1. This is one of the test cases in which the same question has been argued, namely the right claimed by plaintiff, the Maharaja of Hill Tipperah, to assess the niskar (rent-fee) tanks situated in his Chakla Roshanabad. Tne plaintiffs' suits have been dismissed in the other appeals, and the suit giving rise to the present appeal was dismissed by the first Court but the Sub Judge has reversed that decision. Hence the defendants, the niskardars, are the appellants before this Court. In the opinions already expressed in my judgment in Maharaja Birendra Kisore Manikya Bahadur v. Akram Ali 13 Ind. Cas. 513 this appeal must succeed.
2. The plaintiff's suit is not maintainable because his right to assess rent on the niskar tanks has not accrued It cannot, therefore, be defeated by reason of the twelve years' rule of limitation.
3. The Subordinate Judge has discussed the defendant's title as derived from the sanad chitti granted by the plaintiff's predecessor in the year 1866. I attach no importance to the fact that this sanad was not produced in the trial of the present suit. It is common ground that the sanads set up or produced in this litigation were of the same type, and we have the specimen in Mharaja Birerdra Kishore Manikya Bahadur v. Akram Ali 13 Ind. Cas. 513. The sanad chitti merely gave permission to re-excavate an old tank: nothing was said as to rent having been paid in the past or being payable at any future time. The plaintiff is estopped from claiming any rent so long as the tank is used for the purposes contemplated by the parties in the year 1866.
4. The appeal is allowed with costs here and heretofore.

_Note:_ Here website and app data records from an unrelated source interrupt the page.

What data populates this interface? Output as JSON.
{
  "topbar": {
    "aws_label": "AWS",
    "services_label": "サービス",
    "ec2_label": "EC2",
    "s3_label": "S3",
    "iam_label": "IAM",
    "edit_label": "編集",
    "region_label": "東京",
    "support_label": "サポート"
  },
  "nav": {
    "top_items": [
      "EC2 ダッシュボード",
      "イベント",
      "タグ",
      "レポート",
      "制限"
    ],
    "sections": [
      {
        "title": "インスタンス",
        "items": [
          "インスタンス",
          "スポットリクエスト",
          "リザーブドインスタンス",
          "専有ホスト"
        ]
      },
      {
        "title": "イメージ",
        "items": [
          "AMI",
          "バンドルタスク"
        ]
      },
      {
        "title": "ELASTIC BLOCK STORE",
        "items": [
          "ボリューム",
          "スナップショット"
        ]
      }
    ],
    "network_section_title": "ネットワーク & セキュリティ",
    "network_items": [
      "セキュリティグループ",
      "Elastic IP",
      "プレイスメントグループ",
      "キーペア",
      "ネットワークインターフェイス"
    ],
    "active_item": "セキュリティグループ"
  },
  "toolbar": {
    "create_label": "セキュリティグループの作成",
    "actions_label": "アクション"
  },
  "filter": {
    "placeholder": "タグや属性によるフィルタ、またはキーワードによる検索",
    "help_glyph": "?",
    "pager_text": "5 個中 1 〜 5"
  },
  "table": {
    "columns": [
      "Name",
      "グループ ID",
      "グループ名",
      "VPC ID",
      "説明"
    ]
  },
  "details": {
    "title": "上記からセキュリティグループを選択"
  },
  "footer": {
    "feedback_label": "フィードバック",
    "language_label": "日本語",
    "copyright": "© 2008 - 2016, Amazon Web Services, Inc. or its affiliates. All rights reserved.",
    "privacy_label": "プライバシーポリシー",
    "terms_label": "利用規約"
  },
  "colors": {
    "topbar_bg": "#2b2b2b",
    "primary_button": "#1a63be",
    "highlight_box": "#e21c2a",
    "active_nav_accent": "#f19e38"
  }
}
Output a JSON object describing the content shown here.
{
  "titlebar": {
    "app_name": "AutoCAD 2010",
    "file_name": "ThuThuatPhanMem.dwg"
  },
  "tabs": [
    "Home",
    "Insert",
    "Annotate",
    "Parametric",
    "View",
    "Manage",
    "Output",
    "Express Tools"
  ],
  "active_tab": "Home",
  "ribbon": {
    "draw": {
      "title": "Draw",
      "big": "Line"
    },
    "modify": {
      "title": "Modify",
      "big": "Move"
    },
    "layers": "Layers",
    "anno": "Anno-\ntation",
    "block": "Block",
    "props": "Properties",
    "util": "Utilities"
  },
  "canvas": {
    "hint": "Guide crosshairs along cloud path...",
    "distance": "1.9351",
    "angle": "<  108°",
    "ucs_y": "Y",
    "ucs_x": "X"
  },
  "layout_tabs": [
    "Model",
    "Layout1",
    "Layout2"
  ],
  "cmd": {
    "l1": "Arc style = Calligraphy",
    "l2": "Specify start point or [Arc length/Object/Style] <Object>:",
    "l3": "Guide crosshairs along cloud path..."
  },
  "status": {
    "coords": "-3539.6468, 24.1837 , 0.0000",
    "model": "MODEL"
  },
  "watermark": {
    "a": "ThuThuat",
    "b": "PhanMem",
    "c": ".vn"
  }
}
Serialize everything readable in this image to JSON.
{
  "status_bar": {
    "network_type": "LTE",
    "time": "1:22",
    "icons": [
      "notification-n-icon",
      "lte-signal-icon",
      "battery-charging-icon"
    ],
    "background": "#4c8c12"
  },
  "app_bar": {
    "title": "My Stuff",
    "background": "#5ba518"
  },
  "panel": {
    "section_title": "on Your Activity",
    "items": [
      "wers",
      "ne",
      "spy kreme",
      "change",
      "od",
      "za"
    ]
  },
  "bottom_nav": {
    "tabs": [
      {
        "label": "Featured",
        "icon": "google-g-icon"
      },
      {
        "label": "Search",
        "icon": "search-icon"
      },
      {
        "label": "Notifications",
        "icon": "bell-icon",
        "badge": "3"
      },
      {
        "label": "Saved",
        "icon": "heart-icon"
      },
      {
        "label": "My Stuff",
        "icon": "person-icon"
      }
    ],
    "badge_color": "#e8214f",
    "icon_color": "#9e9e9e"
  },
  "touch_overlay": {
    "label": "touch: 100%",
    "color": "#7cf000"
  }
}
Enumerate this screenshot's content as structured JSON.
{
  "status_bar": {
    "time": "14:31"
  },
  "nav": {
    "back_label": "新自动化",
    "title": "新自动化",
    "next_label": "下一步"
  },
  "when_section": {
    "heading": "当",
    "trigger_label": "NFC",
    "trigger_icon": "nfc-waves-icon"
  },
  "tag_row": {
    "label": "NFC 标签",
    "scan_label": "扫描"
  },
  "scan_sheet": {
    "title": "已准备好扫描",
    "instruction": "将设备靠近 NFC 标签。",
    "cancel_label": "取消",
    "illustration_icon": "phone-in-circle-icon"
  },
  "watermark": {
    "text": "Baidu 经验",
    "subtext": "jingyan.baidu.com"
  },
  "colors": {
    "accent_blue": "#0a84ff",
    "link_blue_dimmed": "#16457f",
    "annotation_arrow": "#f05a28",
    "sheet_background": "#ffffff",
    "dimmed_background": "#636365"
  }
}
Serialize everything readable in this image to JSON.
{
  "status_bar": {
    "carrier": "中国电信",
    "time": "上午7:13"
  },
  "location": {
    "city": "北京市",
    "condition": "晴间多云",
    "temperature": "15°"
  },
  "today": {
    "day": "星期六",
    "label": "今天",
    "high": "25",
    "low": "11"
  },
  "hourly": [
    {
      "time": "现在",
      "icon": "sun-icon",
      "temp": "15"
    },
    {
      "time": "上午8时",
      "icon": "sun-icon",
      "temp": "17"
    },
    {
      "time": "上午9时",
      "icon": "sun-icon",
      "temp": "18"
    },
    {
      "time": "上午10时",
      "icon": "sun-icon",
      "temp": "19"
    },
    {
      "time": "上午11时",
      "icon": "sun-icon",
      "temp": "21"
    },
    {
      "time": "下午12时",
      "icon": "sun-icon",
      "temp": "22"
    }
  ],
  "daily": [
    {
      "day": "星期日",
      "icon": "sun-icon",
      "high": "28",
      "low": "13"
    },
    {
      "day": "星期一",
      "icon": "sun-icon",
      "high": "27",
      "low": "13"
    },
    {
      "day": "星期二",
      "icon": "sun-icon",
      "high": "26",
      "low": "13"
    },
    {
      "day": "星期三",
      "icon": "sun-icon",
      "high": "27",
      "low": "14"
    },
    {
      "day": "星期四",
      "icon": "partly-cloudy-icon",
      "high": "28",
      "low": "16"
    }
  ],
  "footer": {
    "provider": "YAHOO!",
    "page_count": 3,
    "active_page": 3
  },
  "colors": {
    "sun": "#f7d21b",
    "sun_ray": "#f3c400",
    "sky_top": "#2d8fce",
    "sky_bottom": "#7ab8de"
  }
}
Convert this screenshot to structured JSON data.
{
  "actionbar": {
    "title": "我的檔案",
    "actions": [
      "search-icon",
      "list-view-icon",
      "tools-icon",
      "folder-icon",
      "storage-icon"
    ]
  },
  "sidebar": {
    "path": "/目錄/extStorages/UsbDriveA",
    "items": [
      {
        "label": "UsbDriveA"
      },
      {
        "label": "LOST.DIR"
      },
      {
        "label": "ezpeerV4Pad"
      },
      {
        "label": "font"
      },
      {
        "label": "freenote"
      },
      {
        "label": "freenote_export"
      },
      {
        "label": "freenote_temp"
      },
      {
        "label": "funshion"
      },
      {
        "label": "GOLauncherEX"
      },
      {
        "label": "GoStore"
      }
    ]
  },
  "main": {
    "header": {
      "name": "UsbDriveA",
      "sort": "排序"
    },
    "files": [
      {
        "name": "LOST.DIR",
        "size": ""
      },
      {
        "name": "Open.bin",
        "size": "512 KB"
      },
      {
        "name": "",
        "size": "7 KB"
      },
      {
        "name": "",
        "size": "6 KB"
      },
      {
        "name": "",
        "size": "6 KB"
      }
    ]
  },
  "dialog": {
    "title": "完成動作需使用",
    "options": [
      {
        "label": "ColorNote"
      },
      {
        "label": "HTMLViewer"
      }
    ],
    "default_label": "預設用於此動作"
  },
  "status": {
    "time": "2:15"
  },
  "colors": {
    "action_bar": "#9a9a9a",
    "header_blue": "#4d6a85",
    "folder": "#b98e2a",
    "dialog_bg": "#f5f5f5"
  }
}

The plaintiff's suit is dismissed.
D. Chatterjee, J.
5. This case is very similar to Maharaja Birendra Kishore Manikya Bahadur v. Akram Ali 13 Ind. Cas. 513 and the reasons given in my judgment in that ease apply. It is true that the sanad has not been filed in this case but it was filed in the previous cases between the ancestors of the defendants and the Maharaja and his ijaradars and also before the Settlement Officer and was to the same effect as in that case. The said previous litigation seems to throw some light on the question in controversy in this ease. The ijaradars under the Maharaja having dispossessed the defendant's ancestor of some lands covered by the tank with its banks encroachments on the khas lands of the mehal the latter brought a possessory suit and got a decree. The ijaradars brought a regular suit and the Court held the lands were included in the sanad. After that--in 1874--the Maharaja brought a suit for the resumption of some lands said to have been encroached upon by the defendant in excess of the land covered by the sanad and that suit was dismissed on the same ground. Evidently, the Maharaja thought that no claim could be made for the sin d lands.
6. This appeal must, therefore, be decreed with costs.